● What this task involves
In the entries that follow, identify the line containing "Read all visible content and emit it as JSON." and return it together with all later lines, exactly as they appear.

Dataset rows for apps and sites:

------------------------------------------------

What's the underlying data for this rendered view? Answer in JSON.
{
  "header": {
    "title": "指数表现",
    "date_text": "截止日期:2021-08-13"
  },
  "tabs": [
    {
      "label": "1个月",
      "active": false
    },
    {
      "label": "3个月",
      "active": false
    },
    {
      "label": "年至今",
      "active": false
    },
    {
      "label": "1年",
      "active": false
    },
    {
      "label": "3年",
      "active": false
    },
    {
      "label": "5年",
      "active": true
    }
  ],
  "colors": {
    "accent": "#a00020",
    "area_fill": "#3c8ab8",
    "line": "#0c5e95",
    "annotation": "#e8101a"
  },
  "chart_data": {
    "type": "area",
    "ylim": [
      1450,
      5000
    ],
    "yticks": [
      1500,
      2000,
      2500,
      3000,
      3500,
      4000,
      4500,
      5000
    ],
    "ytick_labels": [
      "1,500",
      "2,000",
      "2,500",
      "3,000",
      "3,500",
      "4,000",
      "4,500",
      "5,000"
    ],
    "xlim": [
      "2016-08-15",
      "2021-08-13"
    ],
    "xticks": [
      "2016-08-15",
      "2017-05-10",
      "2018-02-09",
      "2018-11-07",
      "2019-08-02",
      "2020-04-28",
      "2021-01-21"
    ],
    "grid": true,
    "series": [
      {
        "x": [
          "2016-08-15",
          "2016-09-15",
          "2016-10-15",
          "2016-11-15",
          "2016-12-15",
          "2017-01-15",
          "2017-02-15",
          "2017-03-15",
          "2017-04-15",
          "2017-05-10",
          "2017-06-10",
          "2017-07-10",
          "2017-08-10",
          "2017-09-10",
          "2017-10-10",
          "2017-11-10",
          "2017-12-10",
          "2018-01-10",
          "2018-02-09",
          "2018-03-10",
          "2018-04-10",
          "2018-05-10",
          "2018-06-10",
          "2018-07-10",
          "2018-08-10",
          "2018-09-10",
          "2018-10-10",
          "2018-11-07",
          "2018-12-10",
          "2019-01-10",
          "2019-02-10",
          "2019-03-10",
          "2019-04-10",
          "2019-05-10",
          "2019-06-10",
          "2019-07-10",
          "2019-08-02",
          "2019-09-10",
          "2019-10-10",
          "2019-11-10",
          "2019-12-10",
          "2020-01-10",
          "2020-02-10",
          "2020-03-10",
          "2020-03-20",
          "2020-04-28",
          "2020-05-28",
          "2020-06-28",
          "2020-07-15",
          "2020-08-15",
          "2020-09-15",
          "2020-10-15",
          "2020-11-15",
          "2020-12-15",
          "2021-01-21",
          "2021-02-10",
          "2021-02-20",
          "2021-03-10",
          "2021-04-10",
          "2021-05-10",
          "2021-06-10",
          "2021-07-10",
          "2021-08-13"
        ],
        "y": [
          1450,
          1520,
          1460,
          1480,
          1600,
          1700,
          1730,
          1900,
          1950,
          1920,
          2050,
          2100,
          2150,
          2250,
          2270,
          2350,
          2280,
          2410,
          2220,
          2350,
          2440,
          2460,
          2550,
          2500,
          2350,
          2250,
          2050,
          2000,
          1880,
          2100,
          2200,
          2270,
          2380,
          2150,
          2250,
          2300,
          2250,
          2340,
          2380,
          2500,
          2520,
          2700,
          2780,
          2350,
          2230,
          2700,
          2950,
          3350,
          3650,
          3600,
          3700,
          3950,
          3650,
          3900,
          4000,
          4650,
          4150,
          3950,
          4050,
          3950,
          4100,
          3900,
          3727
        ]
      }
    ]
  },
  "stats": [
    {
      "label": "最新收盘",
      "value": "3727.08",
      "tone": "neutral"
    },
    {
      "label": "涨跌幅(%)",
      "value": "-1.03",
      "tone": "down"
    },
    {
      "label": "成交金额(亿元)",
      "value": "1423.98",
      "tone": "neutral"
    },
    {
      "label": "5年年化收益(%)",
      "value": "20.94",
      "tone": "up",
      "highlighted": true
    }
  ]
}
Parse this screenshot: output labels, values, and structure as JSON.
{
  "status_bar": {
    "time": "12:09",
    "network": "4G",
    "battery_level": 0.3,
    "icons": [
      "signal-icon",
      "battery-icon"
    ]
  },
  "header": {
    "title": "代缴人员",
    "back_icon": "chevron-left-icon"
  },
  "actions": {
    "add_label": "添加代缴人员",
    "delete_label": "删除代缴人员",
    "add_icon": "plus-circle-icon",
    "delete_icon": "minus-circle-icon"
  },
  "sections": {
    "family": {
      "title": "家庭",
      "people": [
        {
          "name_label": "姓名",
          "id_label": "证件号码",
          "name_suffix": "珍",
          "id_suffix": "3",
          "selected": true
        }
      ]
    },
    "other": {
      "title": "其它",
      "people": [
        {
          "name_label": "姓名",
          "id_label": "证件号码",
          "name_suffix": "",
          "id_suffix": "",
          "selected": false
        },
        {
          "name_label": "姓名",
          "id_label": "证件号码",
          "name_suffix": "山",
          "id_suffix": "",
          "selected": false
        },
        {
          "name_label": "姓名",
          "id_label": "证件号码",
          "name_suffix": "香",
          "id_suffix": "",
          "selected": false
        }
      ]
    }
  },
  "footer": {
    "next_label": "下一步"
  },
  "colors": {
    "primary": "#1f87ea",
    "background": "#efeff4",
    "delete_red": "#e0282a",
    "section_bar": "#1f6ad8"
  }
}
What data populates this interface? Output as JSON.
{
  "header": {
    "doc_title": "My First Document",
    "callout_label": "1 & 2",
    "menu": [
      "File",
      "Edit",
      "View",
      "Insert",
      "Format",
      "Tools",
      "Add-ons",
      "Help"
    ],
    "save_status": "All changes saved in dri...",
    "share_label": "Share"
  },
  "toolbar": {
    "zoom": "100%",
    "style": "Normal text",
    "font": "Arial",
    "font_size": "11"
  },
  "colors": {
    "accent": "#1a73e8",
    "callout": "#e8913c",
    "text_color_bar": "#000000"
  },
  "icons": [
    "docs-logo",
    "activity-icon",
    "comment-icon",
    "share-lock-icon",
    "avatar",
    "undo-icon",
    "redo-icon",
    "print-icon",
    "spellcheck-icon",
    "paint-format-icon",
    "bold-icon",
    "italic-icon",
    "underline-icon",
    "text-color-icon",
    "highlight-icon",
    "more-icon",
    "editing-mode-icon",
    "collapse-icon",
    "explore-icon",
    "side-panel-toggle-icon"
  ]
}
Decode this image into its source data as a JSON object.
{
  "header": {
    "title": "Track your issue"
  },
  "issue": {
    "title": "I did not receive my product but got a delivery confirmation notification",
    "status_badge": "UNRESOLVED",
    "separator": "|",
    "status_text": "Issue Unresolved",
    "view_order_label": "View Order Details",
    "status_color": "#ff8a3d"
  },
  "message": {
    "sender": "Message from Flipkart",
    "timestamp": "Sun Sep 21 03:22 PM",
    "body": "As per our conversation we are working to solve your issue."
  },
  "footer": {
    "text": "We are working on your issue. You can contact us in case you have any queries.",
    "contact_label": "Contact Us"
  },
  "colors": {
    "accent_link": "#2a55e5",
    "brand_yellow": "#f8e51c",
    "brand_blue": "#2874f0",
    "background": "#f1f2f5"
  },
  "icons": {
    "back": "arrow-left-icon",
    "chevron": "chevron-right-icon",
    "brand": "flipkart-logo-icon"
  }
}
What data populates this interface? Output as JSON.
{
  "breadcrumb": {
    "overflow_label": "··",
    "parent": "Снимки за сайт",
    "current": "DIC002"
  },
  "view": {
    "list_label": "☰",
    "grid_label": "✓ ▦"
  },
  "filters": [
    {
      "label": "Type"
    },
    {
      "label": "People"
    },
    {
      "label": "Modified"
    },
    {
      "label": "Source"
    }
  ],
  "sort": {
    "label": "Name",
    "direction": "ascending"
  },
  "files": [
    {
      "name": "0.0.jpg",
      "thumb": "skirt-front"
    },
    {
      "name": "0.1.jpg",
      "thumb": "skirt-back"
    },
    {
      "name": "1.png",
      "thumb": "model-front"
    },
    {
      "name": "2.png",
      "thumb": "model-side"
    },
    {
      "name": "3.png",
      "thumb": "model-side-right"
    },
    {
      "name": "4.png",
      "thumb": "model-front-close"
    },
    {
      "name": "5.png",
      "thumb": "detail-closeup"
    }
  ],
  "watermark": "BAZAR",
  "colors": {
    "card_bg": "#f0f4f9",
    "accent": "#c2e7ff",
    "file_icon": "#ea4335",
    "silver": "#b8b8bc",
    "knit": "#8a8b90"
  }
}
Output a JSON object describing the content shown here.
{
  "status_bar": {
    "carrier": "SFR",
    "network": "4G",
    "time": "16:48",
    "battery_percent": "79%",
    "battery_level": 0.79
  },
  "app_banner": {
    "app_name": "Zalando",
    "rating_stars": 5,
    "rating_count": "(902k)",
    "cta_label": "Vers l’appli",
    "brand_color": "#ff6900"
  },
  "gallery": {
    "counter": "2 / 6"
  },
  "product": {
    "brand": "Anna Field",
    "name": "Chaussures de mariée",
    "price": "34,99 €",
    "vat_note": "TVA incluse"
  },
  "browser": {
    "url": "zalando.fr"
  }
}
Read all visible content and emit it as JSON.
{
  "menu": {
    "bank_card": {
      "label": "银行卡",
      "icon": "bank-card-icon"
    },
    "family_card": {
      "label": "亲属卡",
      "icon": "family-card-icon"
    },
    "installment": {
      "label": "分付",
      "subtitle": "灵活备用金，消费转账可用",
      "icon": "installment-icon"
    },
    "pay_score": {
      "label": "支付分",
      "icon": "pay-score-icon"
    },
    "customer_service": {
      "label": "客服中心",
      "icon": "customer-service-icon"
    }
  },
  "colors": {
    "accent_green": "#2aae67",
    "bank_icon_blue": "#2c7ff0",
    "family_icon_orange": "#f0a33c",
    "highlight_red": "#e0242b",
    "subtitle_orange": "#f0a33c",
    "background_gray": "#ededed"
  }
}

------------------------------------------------

● Final answer
Read all visible content and emit it as JSON.
{
  "menu": {
    "bank_card": {
      "label": "银行卡",
      "icon": "bank-card-icon"
    },
    "family_card": {
      "label": "亲属卡",
      "icon": "family-card-icon"
    },
    "installment": {
      "label": "分付",
      "subtitle": "灵活备用金，消费转账可用",
      "icon": "installment-icon"
    },
    "pay_score": {
      "label": "支付分",
      "icon": "pay-score-icon"
    },
    "customer_service": {
      "label": "客服中心",
      "icon": "customer-service-icon"
    }
  },
  "colors": {
    "accent_green": "#2aae67",
    "bank_icon_blue": "#2c7ff0",
    "family_icon_orange": "#f0a33c",
    "highlight_red": "#e0242b",
    "subtitle_orange": "#f0a33c",
    "background_gray": "#ededed"
  }
}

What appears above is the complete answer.